He also wants to see the city’s fleet of cars go hybrid and further the use of bio-diesel buses. “Portland should be a leader in alternative forms of transportation,” he said. His biggest concern is reducing carbon dioxide emissions.

He stated that he bikes to work every other day. (The other days, he added, are when he takes his dog with him to work; she is too big to take on a bike.)

Busse also believes “the South Waterfront developments are going in the wrong direction.”

He wants to see more affordable and low-income housing developed in downtown Portland.

“Last I checked,” he said, “there isn’t a housing crunch for the wealthy in this town.”

He’s confident that if the right person is elected mayor and the right city council is in place, Portland’s housing situation could get better.

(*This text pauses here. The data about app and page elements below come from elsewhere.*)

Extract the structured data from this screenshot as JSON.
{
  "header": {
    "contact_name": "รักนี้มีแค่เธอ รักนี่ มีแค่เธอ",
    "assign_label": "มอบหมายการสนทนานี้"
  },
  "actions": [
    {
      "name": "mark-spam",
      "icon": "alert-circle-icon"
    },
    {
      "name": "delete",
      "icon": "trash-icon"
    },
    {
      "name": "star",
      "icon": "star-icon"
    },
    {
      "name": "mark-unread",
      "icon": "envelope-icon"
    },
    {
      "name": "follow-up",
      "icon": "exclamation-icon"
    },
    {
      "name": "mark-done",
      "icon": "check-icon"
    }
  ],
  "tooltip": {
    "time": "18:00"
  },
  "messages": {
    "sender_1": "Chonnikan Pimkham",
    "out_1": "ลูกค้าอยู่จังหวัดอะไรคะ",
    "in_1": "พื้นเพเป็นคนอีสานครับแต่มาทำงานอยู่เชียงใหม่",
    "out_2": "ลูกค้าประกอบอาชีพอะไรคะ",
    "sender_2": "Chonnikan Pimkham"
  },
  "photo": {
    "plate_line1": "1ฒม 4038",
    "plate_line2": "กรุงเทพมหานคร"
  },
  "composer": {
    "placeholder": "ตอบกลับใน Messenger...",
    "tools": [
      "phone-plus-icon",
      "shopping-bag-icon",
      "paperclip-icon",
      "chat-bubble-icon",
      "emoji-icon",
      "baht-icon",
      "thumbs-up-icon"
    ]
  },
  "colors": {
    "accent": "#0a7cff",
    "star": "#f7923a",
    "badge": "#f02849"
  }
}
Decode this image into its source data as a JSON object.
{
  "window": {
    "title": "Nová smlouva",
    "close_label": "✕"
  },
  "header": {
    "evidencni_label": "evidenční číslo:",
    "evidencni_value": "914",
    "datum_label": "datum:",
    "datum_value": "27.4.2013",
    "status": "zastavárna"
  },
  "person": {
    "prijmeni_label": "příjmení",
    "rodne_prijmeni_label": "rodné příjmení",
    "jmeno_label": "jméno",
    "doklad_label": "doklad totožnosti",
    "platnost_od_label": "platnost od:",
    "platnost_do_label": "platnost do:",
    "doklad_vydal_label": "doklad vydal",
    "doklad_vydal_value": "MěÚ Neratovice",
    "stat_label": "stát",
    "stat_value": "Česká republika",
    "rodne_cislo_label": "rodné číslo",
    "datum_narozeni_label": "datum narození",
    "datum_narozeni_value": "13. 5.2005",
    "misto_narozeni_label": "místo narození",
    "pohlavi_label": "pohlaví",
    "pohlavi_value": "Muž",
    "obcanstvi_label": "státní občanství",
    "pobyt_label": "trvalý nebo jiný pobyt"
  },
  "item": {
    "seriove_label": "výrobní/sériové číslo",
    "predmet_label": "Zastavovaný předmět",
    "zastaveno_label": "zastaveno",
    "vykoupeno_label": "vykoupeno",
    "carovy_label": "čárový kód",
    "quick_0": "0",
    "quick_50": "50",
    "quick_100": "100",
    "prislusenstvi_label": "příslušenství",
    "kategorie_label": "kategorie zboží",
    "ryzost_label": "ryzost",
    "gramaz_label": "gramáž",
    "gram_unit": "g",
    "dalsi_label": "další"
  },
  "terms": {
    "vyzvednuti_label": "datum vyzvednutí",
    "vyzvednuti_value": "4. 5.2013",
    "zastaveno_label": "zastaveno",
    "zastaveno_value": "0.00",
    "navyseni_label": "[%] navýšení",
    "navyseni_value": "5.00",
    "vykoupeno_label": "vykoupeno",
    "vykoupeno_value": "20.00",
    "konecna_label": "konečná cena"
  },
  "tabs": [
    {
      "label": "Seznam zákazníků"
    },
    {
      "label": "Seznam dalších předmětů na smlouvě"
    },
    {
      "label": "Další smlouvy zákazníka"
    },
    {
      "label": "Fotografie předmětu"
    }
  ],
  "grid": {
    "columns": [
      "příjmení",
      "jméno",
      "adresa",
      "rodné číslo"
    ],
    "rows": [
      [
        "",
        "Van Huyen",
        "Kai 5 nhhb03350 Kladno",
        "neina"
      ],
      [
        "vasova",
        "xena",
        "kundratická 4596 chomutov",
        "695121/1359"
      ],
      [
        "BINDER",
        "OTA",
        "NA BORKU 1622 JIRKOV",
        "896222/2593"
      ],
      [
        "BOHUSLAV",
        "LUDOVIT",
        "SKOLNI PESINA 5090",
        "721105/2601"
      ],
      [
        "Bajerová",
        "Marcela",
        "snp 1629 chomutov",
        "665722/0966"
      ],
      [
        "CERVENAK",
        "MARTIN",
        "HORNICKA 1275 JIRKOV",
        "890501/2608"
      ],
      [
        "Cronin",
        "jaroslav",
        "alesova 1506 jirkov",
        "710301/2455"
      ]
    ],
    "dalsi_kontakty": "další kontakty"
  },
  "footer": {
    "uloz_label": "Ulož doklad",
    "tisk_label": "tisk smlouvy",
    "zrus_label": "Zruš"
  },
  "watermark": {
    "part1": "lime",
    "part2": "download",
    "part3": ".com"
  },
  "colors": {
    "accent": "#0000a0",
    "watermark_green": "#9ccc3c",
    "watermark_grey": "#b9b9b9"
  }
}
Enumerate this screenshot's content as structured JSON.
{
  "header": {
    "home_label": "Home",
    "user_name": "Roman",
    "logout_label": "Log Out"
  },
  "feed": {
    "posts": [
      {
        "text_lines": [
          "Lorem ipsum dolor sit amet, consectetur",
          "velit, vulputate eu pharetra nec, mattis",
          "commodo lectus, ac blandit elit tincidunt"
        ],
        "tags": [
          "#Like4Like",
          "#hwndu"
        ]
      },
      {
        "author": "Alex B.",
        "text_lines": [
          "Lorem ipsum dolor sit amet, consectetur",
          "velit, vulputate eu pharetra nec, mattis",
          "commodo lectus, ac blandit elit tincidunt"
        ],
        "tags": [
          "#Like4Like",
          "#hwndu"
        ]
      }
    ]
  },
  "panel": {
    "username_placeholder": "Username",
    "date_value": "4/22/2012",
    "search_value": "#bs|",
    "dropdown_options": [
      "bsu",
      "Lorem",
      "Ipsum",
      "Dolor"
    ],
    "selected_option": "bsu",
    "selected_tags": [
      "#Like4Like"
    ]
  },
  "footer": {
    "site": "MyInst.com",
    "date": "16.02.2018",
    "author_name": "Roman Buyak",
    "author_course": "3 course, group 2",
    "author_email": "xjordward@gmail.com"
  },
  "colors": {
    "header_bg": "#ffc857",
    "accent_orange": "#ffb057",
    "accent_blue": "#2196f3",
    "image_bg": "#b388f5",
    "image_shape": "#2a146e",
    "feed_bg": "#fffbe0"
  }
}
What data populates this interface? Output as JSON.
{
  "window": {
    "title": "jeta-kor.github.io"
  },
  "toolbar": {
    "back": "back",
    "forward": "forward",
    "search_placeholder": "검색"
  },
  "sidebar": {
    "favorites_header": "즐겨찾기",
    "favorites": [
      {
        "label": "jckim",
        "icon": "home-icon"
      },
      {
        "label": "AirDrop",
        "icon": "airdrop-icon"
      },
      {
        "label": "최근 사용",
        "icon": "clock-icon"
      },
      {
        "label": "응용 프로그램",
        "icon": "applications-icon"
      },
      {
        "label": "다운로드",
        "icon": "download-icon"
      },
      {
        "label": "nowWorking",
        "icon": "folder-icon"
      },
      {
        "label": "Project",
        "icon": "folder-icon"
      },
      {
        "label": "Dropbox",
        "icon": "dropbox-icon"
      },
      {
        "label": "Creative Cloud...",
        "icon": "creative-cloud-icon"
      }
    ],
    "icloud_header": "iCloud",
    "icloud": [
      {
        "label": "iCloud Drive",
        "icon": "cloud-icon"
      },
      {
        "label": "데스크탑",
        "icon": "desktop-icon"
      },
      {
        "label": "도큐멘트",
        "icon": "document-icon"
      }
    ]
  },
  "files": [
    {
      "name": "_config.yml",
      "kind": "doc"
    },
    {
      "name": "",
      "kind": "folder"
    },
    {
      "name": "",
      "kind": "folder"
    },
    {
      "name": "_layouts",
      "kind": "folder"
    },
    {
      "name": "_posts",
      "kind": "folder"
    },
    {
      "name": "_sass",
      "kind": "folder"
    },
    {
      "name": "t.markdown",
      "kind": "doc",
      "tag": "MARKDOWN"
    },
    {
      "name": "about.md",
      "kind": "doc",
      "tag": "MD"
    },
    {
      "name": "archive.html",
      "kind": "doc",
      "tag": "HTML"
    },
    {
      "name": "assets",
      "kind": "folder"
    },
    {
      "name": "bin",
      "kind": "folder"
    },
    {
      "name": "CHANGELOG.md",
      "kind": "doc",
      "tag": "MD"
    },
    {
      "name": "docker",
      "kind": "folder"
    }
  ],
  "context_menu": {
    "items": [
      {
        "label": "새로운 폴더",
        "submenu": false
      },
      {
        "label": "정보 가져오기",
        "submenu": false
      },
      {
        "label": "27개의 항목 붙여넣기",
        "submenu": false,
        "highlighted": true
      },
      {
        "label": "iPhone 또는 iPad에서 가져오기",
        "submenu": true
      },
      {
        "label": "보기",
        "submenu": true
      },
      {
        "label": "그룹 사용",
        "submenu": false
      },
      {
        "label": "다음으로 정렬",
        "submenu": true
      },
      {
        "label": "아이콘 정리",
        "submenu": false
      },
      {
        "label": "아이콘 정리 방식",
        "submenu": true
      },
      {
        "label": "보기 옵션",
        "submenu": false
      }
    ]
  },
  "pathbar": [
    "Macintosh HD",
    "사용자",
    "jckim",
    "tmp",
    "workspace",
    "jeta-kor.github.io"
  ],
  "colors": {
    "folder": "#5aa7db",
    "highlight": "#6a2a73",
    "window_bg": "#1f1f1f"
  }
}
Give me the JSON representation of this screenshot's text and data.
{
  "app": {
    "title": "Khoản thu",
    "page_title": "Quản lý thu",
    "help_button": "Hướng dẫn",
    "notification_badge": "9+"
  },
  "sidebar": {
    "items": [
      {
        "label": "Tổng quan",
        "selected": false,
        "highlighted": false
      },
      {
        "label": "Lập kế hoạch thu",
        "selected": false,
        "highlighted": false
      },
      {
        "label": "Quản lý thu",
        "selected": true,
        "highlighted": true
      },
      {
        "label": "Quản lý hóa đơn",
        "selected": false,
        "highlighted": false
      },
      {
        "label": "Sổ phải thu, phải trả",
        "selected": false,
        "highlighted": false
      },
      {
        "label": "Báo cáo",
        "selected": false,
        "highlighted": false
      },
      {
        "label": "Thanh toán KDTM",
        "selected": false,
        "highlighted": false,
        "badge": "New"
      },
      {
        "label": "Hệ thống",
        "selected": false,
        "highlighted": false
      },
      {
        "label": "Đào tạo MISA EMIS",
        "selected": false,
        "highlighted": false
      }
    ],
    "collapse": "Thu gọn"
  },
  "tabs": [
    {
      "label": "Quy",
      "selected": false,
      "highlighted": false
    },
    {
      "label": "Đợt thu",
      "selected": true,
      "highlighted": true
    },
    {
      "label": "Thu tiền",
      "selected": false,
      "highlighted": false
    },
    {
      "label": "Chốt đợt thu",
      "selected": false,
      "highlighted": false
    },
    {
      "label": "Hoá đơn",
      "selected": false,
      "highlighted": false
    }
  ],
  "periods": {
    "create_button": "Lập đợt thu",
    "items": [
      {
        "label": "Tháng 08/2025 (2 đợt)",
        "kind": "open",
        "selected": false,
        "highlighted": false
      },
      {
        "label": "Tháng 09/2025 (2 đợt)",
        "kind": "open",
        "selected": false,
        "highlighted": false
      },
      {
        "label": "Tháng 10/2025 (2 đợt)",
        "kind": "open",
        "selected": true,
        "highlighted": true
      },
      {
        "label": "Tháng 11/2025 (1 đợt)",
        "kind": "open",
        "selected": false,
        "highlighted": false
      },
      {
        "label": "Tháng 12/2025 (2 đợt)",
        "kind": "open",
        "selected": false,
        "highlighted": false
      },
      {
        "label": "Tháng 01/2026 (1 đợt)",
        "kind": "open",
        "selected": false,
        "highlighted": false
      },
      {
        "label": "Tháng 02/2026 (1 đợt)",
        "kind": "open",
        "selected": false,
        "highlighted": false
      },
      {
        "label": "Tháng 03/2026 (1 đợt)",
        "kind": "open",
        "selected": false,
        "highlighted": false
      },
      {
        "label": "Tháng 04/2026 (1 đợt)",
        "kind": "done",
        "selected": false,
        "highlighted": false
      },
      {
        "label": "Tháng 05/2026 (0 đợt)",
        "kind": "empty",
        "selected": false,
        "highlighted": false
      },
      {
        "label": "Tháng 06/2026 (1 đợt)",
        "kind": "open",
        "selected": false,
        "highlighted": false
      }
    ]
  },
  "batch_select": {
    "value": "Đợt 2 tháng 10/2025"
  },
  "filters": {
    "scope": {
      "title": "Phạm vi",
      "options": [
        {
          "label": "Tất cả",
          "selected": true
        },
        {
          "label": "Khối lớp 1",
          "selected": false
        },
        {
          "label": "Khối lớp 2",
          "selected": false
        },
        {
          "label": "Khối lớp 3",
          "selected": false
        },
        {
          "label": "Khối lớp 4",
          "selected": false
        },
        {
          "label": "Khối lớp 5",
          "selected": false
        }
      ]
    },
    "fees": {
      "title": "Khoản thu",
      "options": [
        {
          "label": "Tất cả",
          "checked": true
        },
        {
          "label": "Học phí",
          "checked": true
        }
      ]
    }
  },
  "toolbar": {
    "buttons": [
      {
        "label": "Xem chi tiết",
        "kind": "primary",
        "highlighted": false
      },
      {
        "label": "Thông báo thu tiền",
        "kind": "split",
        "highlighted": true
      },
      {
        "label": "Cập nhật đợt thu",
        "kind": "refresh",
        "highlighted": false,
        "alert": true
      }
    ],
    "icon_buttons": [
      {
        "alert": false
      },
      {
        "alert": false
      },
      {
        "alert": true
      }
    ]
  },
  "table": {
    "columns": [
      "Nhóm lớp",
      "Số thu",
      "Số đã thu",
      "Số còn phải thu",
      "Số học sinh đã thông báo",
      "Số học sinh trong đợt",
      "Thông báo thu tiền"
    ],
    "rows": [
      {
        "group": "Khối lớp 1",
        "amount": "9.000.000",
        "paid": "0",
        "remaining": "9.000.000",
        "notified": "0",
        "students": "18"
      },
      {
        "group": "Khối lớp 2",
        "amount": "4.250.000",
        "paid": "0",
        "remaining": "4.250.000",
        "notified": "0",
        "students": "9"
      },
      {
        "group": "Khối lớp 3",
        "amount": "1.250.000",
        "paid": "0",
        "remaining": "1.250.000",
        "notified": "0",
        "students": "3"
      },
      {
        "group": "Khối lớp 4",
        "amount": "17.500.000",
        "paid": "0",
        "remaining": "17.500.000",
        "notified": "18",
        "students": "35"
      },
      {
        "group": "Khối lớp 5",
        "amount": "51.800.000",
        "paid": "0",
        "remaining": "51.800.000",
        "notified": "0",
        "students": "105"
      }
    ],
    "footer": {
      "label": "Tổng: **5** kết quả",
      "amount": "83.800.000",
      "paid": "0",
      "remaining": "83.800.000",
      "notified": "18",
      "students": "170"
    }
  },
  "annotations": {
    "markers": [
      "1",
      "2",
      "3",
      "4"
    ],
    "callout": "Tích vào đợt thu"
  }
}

Busse thinks the money slated for a potential baseball stadium could be better spent. He is not against the idea of a baseball stadium; if successful, a professional baseball team can help foster civic pride and economic growth. But he disagrees with pooling so much money into one project as a “putting all your eggs in one basket” situation.

Busse is taking a progressive outlook on the entire campaign process, as well. “100 is our magic number,” he said, for many reasons.

Firstly, they are capping campaign donations at $100, which is “logically tied to federal standards.” He said that mayoral candidate “Tom Potter pulled his $25 campaign cap out of his ass.”

Busse also plans to give away $100 of the mayor’s salary every day, including weekends, while in office. He thinks the mayor’s salary level is “ridiculous.”

His platform embraces a list of 100 specific programs and projects he plans to implement or begin during his first 100 days of office. This list was released yesterday (see sidebar), exactly 100 days from the May 19 primary.

“Our campaign,” Busse said, “has been indicative of how we’d run the city, which is open and accessible; which is pounding the pavement for new ideas. We’re doing everything possible to make politics fun and to integrate it into people’s lives.”

One way his campaign is accomplishing this is by hosting free movie nights. In fact, the Me for Mayor campaign is hosting the film “Breaking Away” at 7:30 p.m. this Thursday, Feb. 12, at Stumptown Coffee, 128 S.W. 3rd Ave.

“If the mayor wants to start bringing people back into city hall,” he said, “he needs to start reaching out.”

For more information about Phil Busse’s mayoral campaign, visit